INSTRUCTIONS FOR THE TASK: With no word left out, write out the entire listing.
*** RECORDS SHOWN ***
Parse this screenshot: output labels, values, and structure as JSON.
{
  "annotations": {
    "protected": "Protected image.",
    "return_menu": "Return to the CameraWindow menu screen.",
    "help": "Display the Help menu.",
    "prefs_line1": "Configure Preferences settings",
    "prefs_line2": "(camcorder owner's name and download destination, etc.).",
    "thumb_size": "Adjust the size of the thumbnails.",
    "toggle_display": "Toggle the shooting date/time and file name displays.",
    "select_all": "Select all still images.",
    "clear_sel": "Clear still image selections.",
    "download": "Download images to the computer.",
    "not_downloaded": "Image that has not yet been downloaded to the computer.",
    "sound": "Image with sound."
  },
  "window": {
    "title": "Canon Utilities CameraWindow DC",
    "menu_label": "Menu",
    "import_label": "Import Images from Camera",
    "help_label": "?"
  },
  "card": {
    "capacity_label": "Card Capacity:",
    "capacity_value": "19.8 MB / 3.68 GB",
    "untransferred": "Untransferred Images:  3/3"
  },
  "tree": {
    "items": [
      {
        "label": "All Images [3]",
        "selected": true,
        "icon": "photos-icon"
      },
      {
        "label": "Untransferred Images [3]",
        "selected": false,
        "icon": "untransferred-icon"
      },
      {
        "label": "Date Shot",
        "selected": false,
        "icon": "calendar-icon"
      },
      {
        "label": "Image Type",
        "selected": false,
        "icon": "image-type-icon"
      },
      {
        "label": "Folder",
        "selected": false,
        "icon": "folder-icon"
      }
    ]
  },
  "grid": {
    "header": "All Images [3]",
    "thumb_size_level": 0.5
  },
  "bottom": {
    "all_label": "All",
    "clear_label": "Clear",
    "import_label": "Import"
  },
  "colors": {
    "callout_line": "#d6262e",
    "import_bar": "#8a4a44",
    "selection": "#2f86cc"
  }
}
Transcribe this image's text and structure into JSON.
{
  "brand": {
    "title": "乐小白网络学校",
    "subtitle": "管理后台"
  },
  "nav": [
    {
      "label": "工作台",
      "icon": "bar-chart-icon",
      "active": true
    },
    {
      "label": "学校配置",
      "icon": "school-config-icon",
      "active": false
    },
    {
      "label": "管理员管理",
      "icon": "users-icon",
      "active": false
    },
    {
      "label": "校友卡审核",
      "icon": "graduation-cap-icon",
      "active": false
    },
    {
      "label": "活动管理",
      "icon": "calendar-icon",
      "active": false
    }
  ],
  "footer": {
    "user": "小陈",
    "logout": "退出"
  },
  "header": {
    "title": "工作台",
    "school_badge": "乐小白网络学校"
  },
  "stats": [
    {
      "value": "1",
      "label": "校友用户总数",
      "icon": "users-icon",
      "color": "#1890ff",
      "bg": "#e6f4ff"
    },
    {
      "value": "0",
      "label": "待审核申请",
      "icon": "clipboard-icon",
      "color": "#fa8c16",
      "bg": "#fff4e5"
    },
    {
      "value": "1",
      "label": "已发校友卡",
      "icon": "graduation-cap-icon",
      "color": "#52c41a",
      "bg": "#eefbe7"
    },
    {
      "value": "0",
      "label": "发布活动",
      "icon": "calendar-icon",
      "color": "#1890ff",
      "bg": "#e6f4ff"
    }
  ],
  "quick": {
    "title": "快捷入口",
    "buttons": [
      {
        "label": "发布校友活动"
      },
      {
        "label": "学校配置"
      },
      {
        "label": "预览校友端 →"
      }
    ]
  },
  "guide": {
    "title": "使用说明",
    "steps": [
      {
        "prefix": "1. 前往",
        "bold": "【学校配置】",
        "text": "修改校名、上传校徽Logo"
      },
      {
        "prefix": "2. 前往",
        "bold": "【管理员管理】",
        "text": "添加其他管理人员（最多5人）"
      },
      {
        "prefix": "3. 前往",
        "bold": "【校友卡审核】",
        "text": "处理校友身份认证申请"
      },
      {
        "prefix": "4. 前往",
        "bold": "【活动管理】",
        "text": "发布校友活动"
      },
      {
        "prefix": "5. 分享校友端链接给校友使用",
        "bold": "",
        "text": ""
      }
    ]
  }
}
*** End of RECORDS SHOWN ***
COMPLETED EXERCISE:
Parse this screenshot: output labels, values, and structure as JSON.
{
  "annotations": {
    "protected": "Protected image.",
    "return_menu": "Return to the CameraWindow menu screen.",
    "help": "Display the Help menu.",
    "prefs_line1": "Configure Preferences settings",
    "prefs_line2": "(camcorder owner's name and download destination, etc.).",
    "thumb_size": "Adjust the size of the thumbnails.",
    "toggle_display": "Toggle the shooting date/time and file name displays.",
    "select_all": "Select all still images.",
    "clear_sel": "Clear still image selections.",
    "download": "Download images to the computer.",
    "not_downloaded": "Image that has not yet been downloaded to the computer.",
    "sound": "Image with sound."
  },
  "window": {
    "title": "Canon Utilities CameraWindow DC",
    "menu_label": "Menu",
    "import_label": "Import Images from Camera",
    "help_label": "?"
  },
  "card": {
    "capacity_label": "Card Capacity:",
    "capacity_value": "19.8 MB / 3.68 GB",
    "untransferred": "Untransferred Images:  3/3"
  },
  "tree": {
    "items": [
      {
        "label": "All Images [3]",
        "selected": true,
        "icon": "photos-icon"
      },
      {
        "label": "Untransferred Images [3]",
        "selected": false,
        "icon": "untransferred-icon"
      },
      {
        "label": "Date Shot",
        "selected": false,
        "icon": "calendar-icon"
      },
      {
        "label": "Image Type",
        "selected": false,
        "icon": "image-type-icon"
      },
      {
        "label": "Folder",
        "selected": false,
        "icon": "folder-icon"
      }
    ]
  },
  "grid": {
    "header": "All Images [3]",
    "thumb_size_level": 0.5
  },
  "bottom": {
    "all_label": "All",
    "clear_label": "Clear",
    "import_label": "Import"
  },
  "colors": {
    "callout_line": "#d6262e",
    "import_bar": "#8a4a44",
    "selection": "#2f86cc"
  }
}
Transcribe this image's text and structure into JSON.
{
  "brand": {
    "title": "乐小白网络学校",
    "subtitle": "管理后台"
  },
  "nav": [
    {
      "label": "工作台",
      "icon": "bar-chart-icon",
      "active": true
    },
    {
      "label": "学校配置",
      "icon": "school-config-icon",
      "active": false
    },
    {
      "label": "管理员管理",
      "icon": "users-icon",
      "active": false
    },
    {
      "label": "校友卡审核",
      "icon": "graduation-cap-icon",
      "active": false
    },
    {
      "label": "活动管理",
      "icon": "calendar-icon",
      "active": false
    }
  ],
  "footer": {
    "user": "小陈",
    "logout": "退出"
  },
  "header": {
    "title": "工作台",
    "school_badge": "乐小白网络学校"
  },
  "stats": [
    {
      "value": "1",
      "label": "校友用户总数",
      "icon": "users-icon",
      "color": "#1890ff",
      "bg": "#e6f4ff"
    },
    {
      "value": "0",
      "label": "待审核申请",
      "icon": "clipboard-icon",
      "color": "#fa8c16",
      "bg": "#fff4e5"
    },
    {
      "value": "1",
      "label": "已发校友卡",
      "icon": "graduation-cap-icon",
      "color": "#52c41a",
      "bg": "#eefbe7"
    },
    {
      "value": "0",
      "label": "发布活动",
      "icon": "calendar-icon",
      "color": "#1890ff",
      "bg": "#e6f4ff"
    }
  ],
  "quick": {
    "title": "快捷入口",
    "buttons": [
      {
        "label": "发布校友活动"
      },
      {
        "label": "学校配置"
      },
      {
        "label": "预览校友端 →"
      }
    ]
  },
  "guide": {
    "title": "使用说明",
    "steps": [
      {
        "prefix": "1. 前往",
        "bold": "【学校配置】",
        "text": "修改校名、上传校徽Logo"
      },
      {
        "prefix": "2. 前往",
        "bold": "【管理员管理】",
        "text": "添加其他管理人员（最多5人）"
      },
      {
        "prefix": "3. 前往",
        "bold": "【校友卡审核】",
        "text": "处理校友身份认证申请"
      },
      {
        "prefix": "4. 前往",
        "bold": "【活动管理】",
        "text": "发布校友活动"
      },
      {
        "prefix": "5. 分享校友端链接给校友使用",
        "bold": "",
        "text": ""
      }
    ]
  }
}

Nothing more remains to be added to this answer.